a man killed in battle, a ghost
doomed to ride through foreign lands–
or a demon, a dark fairy, calling the name of those
about to die–
perhaps he is Death himself—
perhaps he rides, not only a horse, but a donkey, or camel,
or he may travel on foot, or rumble on a motorcycle—
no need for a helmet–
he holds his head at his side,
if he summons you, ignore him, look away–
no one lives who sees his face.
Paul Brookes is hosting a month-long ekphrastic challenge using folklore images to celebrate the launch of his new poetry collection, “As Folktaleteller.” You can see the images here and also read the other responses.
Reblogged this on The Wombwell Rainbow.
Reblogged this on NEW BLOG HERE >> https:/BOOKS.ESLARN-NET.DE.
Very interesting, even though i hope it’s not predictive. Happy Monday, Merril! Enjoy a good week! xx Michael
Thank you, Michael.
I hope it’s not predictive. 🙂 The headless horseman folklore is so odd.
Hope you have a great week, too!
I wonder what’s behind all the stories of headless horsemen. There are so many of them!
I know. It’s such a weird thing. I remember when I was young, my brother telling me about a Revolutionary War headless horseman soldier in Philadelphia. They’re everywhere!🤣
They are! Must tell us something about ourselves.
Oh wow! You have set the tone for the season in the most amazing way dear Merril!
Thank you so much, dear Rene! 💙
A shivery Folkover poem suggesting that we have more to be afraid of than we know!
Ominous, all these bodies without heads. (K)
It is–such an odd thing to contemplate!
Thank you, Derrick.
Frightening! I think I would indeed look away 😱
I would, too! 😱
Eeeek! This Folktober challenge is perfect for the month of Hallowe’en!
Your poem lived up to that amazing drawing!
Thank you, Resa! It’s fun learning all this folklore.
It really is! Some I know, most not.

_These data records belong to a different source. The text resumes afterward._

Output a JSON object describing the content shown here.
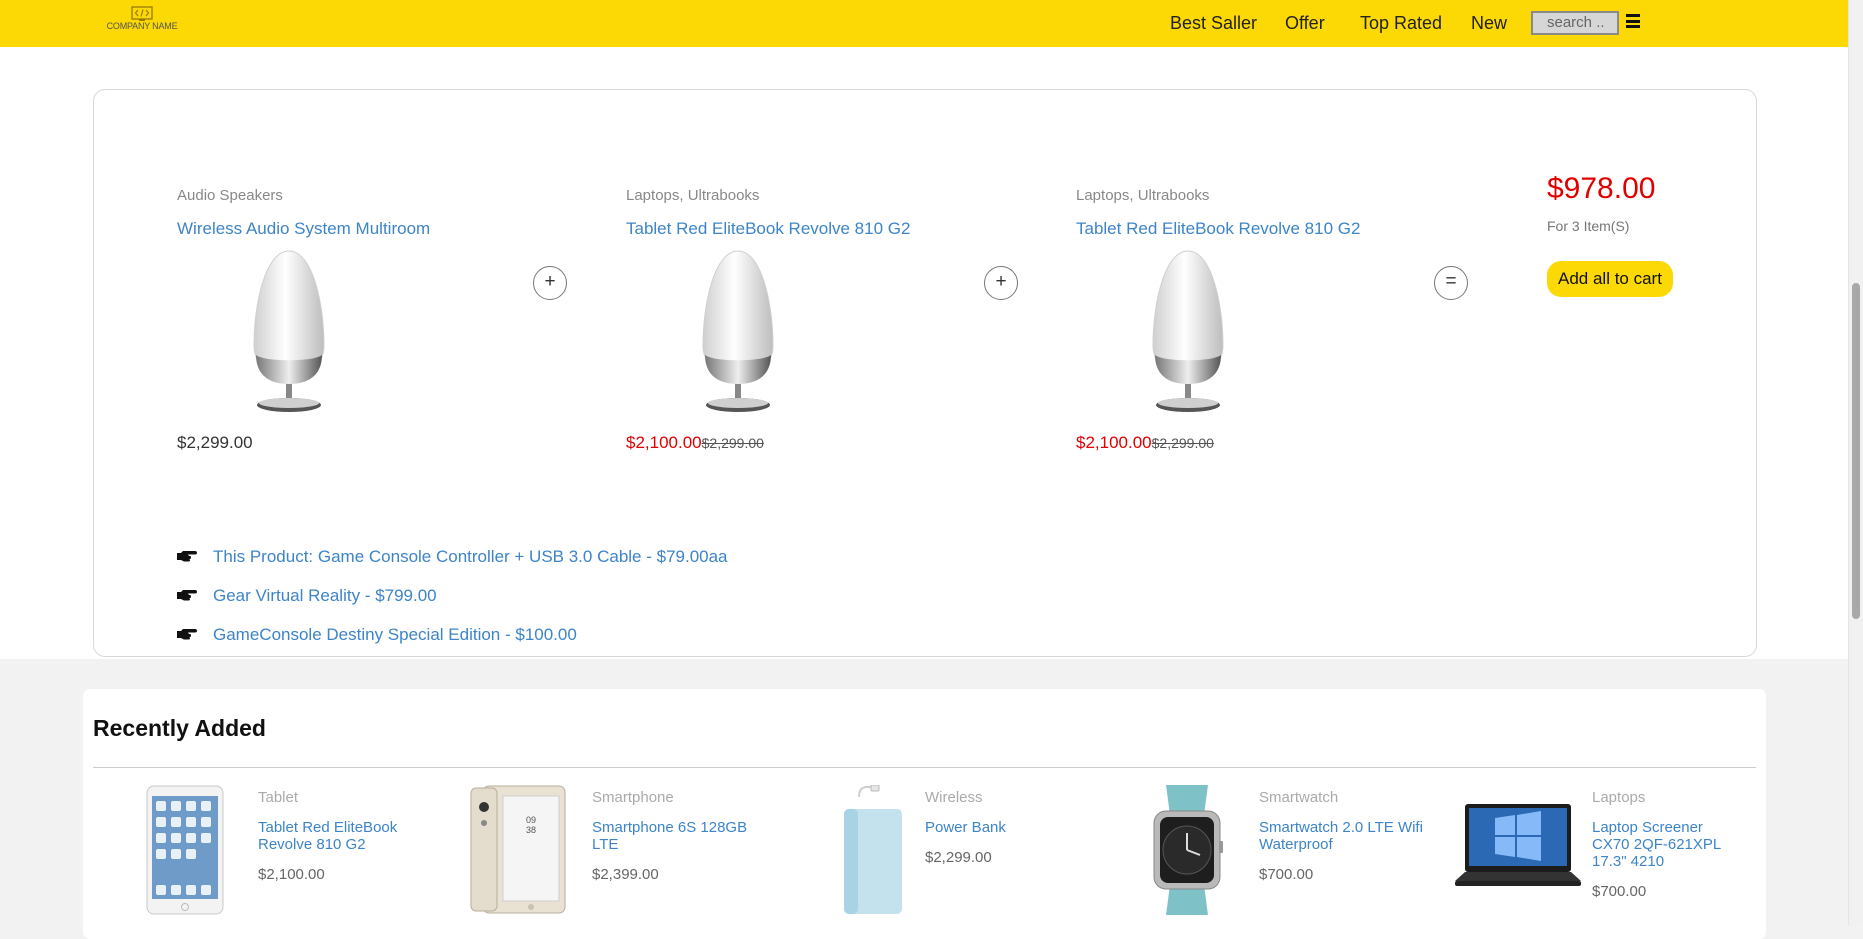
{
  "header": {
    "logo_text": "COMPANY NAME",
    "nav": [
      {
        "label": "Best Saller"
      },
      {
        "label": "Offer"
      },
      {
        "label": "Top Rated"
      },
      {
        "label": "New"
      }
    ],
    "search_placeholder": "search .."
  },
  "bundle": {
    "products": [
      {
        "category": "Audio Speakers",
        "title": "Wireless Audio System Multiroom",
        "price": "$2,299.00",
        "old_price": ""
      },
      {
        "category": "Laptops, Ultrabooks",
        "title": "Tablet Red EliteBook Revolve 810 G2",
        "price": "$2,100.00",
        "old_price": "$2,299.00"
      },
      {
        "category": "Laptops, Ultrabooks",
        "title": "Tablet Red EliteBook Revolve 810 G2",
        "price": "$2,100.00",
        "old_price": "$2,299.00"
      }
    ],
    "plus": "+",
    "equals": "=",
    "total_price": "$978.00",
    "total_items": "For 3 Item(S)",
    "add_all_label": "Add all to cart",
    "related": [
      "This Product: Game Console Controller + USB 3.0 Cable - $79.00aa",
      "Gear Virtual Reality - $799.00",
      "GameConsole Destiny Special Edition - $100.00"
    ]
  },
  "recently_added": {
    "heading": "Recently Added",
    "items": [
      {
        "category": "Tablet",
        "title": "Tablet Red EliteBook Revolve 810 G2",
        "price": "$2,100.00",
        "icon": "tablet"
      },
      {
        "category": "Smartphone",
        "title": "Smartphone 6S 128GB LTE",
        "price": "$2,399.00",
        "icon": "smartphone"
      },
      {
        "category": "Wireless",
        "title": "Power Bank",
        "price": "$2,299.00",
        "icon": "power-bank"
      },
      {
        "category": "Smartwatch",
        "title": "Smartwatch 2.0 LTE Wifi Waterproof",
        "price": "$700.00",
        "icon": "smartwatch"
      },
      {
        "category": "Laptops",
        "title": "Laptop Screener CX70 2QF-621XPL 17.3\" 4210",
        "price": "$700.00",
        "icon": "laptop"
      }
    ]
  },
  "colors": {
    "header_bg": "#fcd804",
    "link": "#3d84c9",
    "sale": "#e00000"
  }
}
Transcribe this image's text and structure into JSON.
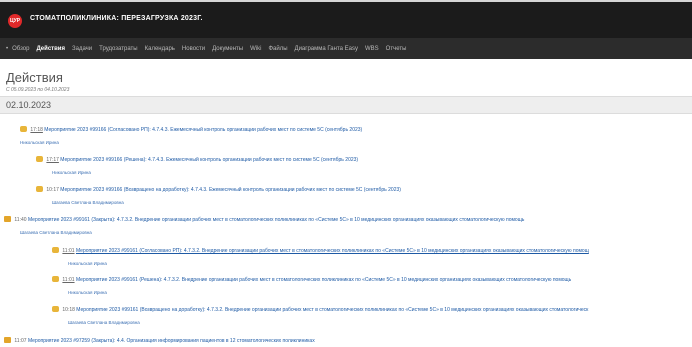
{
  "header": {
    "logo_text": "ЦУР",
    "title": "СТОМАТПОЛИКЛИНИКА: ПЕРЕЗАГРУЗКА 2023Г."
  },
  "nav": {
    "items": [
      "Обзор",
      "Действия",
      "Задачи",
      "Трудозатраты",
      "Календарь",
      "Новости",
      "Документы",
      "Wiki",
      "Файлы",
      "Диаграмма Ганта Easy",
      "WBS",
      "Отчеты"
    ],
    "active": "Действия"
  },
  "page": {
    "title": "Действия",
    "date_range": "С 05.09.2023 по 04.10.2023",
    "date_group": "02.10.2023"
  },
  "entries": [
    {
      "time": "17:18",
      "title": "Мероприятие 2023 #99166 (Согласовано РП): 4.7.4.3. Ежемесячный контроль организации рабочих мест по системе 5С (сентябрь 2023)",
      "author": "Никольская Ирина"
    },
    {
      "time": "17:17",
      "title": "Мероприятие 2023 #99166 (Решена): 4.7.4.3. Ежемесячный контроль организации рабочих мест по системе 5С (сентябрь 2023)",
      "author": "Никольская Ирина"
    },
    {
      "time": "10:17",
      "title": "Мероприятие 2023 #99166 (Возвращено на доработку): 4.7.4.3. Ежемесячный контроль организации рабочих мест по системе 5С (сентябрь 2023)",
      "author": "Шагаева Светлана Владимировна"
    },
    {
      "time": "11:40",
      "title": "Мероприятие 2023 #99161 (Закрыта): 4.7.3.2. Внедрение организации рабочих мест в стоматологических поликлиниках по «Системе 5С» в 10 медицинских организациях оказывающих стоматологическую помощь",
      "author": "Шагаева Светлана Владимировна"
    },
    {
      "time": "11:01",
      "title": "Мероприятие 2023 #99161 (Согласовано РП): 4.7.3.2. Внедрение организации рабочих мест в стоматологических поликлиниках по «Системе 5С» в 10 медицинских организациях оказывающих стоматологическую помощ",
      "author": "Никольская Ирина"
    },
    {
      "time": "11:01",
      "title": "Мероприятие 2023 #99161 (Решена): 4.7.3.2. Внедрение организации рабочих мест в стоматологических поликлиниках по «Системе 5С» в 10 медицинских организациях оказывающих стоматологическую помощь",
      "author": "Никольская Ирина"
    },
    {
      "time": "10:18",
      "title": "Мероприятие 2023 #99161 (Возвращено на доработку): 4.7.3.2. Внедрение организации рабочих мест в стоматологических поликлиниках по «Системе 5С» в 10 медицинских организациях оказывающих стоматологическ",
      "author": "Шагаева Светлана Владимировна"
    },
    {
      "time": "11:07",
      "title": "Мероприятие 2023 #97259 (Закрыта): 4.4. Организация информирования пациентов в 12 стоматологических поликлиниках",
      "author": ""
    }
  ]
}
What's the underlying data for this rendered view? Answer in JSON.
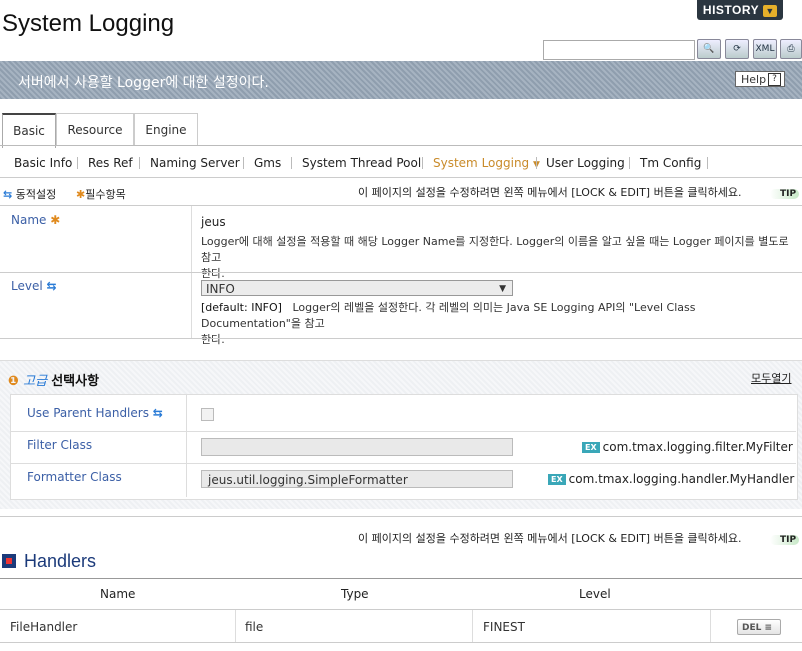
{
  "header": {
    "title": "System Logging",
    "history_label": "HISTORY",
    "search_placeholder": "",
    "tools": [
      {
        "icon": "search-icon"
      },
      {
        "icon": "refresh-icon"
      },
      {
        "icon": "xml-icon",
        "label": "XML"
      },
      {
        "icon": "print-icon"
      }
    ]
  },
  "banner": {
    "text": "서버에서 사용할 Logger에 대한 설정이다.",
    "help_label": "Help",
    "help_mark": "?"
  },
  "main_tabs": [
    {
      "label": "Basic",
      "active": true
    },
    {
      "label": "Resource",
      "active": false
    },
    {
      "label": "Engine",
      "active": false
    }
  ],
  "sub_tabs": [
    {
      "label": "Basic Info"
    },
    {
      "label": "Res Ref"
    },
    {
      "label": "Naming Server"
    },
    {
      "label": "Gms"
    },
    {
      "label": "System Thread Pool"
    },
    {
      "label": "System Logging",
      "active": true
    },
    {
      "label": "User Logging"
    },
    {
      "label": "Tm Config"
    }
  ],
  "legend": {
    "dynamic_label": "동적설정",
    "required_label": "필수항목",
    "tip_text": "이 페이지의 설정을 수정하려면 왼쪽 메뉴에서 [LOCK & EDIT] 버튼을 클릭하세요.",
    "tip_badge": "TIP"
  },
  "fields": {
    "name": {
      "label": "Name",
      "value": "jeus",
      "desc_1": "Logger에 대해 설정을 적용할 때 해당 Logger Name를 지정한다. Logger의 이름을 알고 싶을 때는 Logger 페이지를 별도로 참고",
      "desc_2": "한다."
    },
    "level": {
      "label": "Level",
      "selected": "INFO",
      "default": "[default: INFO]",
      "desc_1": "Logger의 레벨을 설정한다. 각 레벨의 의미는 Java SE Logging API의 \"Level Class Documentation\"을 참고",
      "desc_2": "한다."
    }
  },
  "advanced": {
    "title_prefix": "고급",
    "title": "선택사항",
    "expand_all": "모두열기",
    "use_parent_handlers": {
      "label": "Use Parent Handlers",
      "checked": false
    },
    "filter_class": {
      "label": "Filter Class",
      "value": "",
      "example": "com.tmax.logging.filter.MyFilter",
      "ex_badge": "EX"
    },
    "formatter_class": {
      "label": "Formatter Class",
      "value": "jeus.util.logging.SimpleFormatter",
      "example": "com.tmax.logging.handler.MyHandler",
      "ex_badge": "EX"
    }
  },
  "handlers": {
    "tip_text": "이 페이지의 설정을 수정하려면 왼쪽 메뉴에서 [LOCK & EDIT] 버튼을 클릭하세요.",
    "tip_badge": "TIP",
    "title": "Handlers",
    "columns": [
      "Name",
      "Type",
      "Level"
    ],
    "rows": [
      {
        "name": "FileHandler",
        "type": "file",
        "level": "FINEST",
        "del_label": "DEL"
      }
    ]
  }
}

I really like the Selkie legend.
If you can find it, watch The Secret of Roan Inish (1994). It’s a beautiful movie we watched with our kids.